Editor's note: In the Human Factor, we profile survivors who have overcome the odds. Confronting a life obstacle -- injury, illness or other hardship -- they tapped their inner strength and found resilience they didn't know they possessed. This week one of the most successful managers in baseball, Joe Torre, opens up about growing up in an abusive home.
(CNN) -- Throughout my career in baseball, I have been very fortunate to experience some outstanding moments on the field. However, many fans might not know much about my experience off the field.
I am the product of a domestically violent home. My father physically abused my mother, and he emotionally abused me and my siblings.
But he also instilled fear in me, and I'm not sure there's any emotion worse than fear. He would yell and throw things against the wall. When I would come home from school and see his car in front of our house, I wouldn't go in. Sometimes, he would threaten us by reaching for his revolver.

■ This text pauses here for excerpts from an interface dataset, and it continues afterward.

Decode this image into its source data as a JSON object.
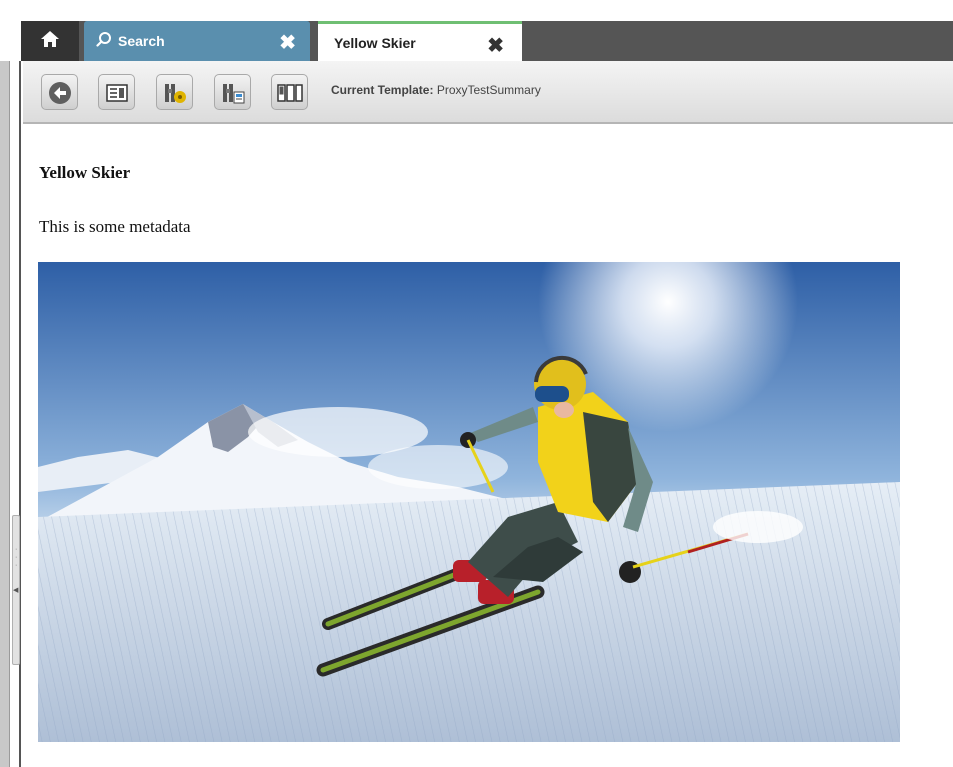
{
  "tabs": {
    "home_icon": "home-icon",
    "search_label": "Search",
    "search_icon": "search-icon",
    "active_label": "Yellow Skier",
    "close_glyph": "✖"
  },
  "toolbar": {
    "buttons": [
      "back-icon",
      "list-view-icon",
      "binoculars-icon",
      "binoculars-page-icon",
      "layout-icon"
    ],
    "template_key": "Current Template:",
    "template_value": "ProxyTestSummary"
  },
  "content": {
    "title": "Yellow Skier",
    "metadata": "This is some metadata",
    "image_subject": "skier in yellow jacket on groomed slope"
  },
  "colors": {
    "search_tab": "#5a8fae",
    "active_tab_accent": "#6fbf73",
    "tabbar": "#555555"
  }
}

My brothers and sisters would try to protect me from what was going on in the house, but I always felt something was wrong. I was a very nervous child. I used to admire the kids at school who raised their hand. I didn't have the courage to do that.
I worried that I had done something to cause the problem at home, and felt ashamed that I couldn't stop it. I felt alone, and thought I was the only one who had this problem. That fear and helpless feeling I experienced as a kid is something that has stayed with me.
I was fortunate enough to have baseball as an escape. It became my shelter -- the place to which I went to feel safe. But, even on the field, I carried this sense of insecurity with me.
I didn't know until decades later how much the way I felt about myself had been shaped by fear. And I certainly did not recognize any connection between domestic violence and my feeling of inadequacy until much later in life.
As an adult, it took counseling for me to understand how deeply the violence I had witnessed affected me. It was a relief to finally be able to talk about it and, by doing so, encourage others, who had felt isolated and ashamed like me, to do the same.
But it isn't just my house where abuse has occurred. Every year, millions of children are affected by violence; more than 3 million experience it in their own homes. That is why my wife, Ali, and I started the Joe Torre Safe At Home Foundation, which provides education and safe rooms in middle schools for children caught in an abusive environment.
In starting Safe At Home, we decided to focus on the education of children by establishing safe rooms in schools, which we call Margaret's Place, in memory of my mom. They're a safe haven, where students can talk to one another. But they can also find a professionally-trained counselor, to whom they can reach out and discuss violence-related issues.
There's also a peer leadership program, which allows kids to be part of the process of finding ways and solutions to end abuse. We believe that, if youngsters understand that the way to treat people is the way that they, themselves, want to be treated -- that violence, control and verbal abuse is wrong -- we can change things.
If I had had a Margaret's Place to visit, I would have discovered that it's not my fault and I wasn't alone. And that's what we want kids in abusive homes to know -- that they are not alone and that it's not their fault. Every child deserves a safe home, a safe school and a safe community.
Visit www.joetorre.org for more.
If you or someone you know is being abused, please call the National Domestic Violence Hotline at 1-800-799-SAFE.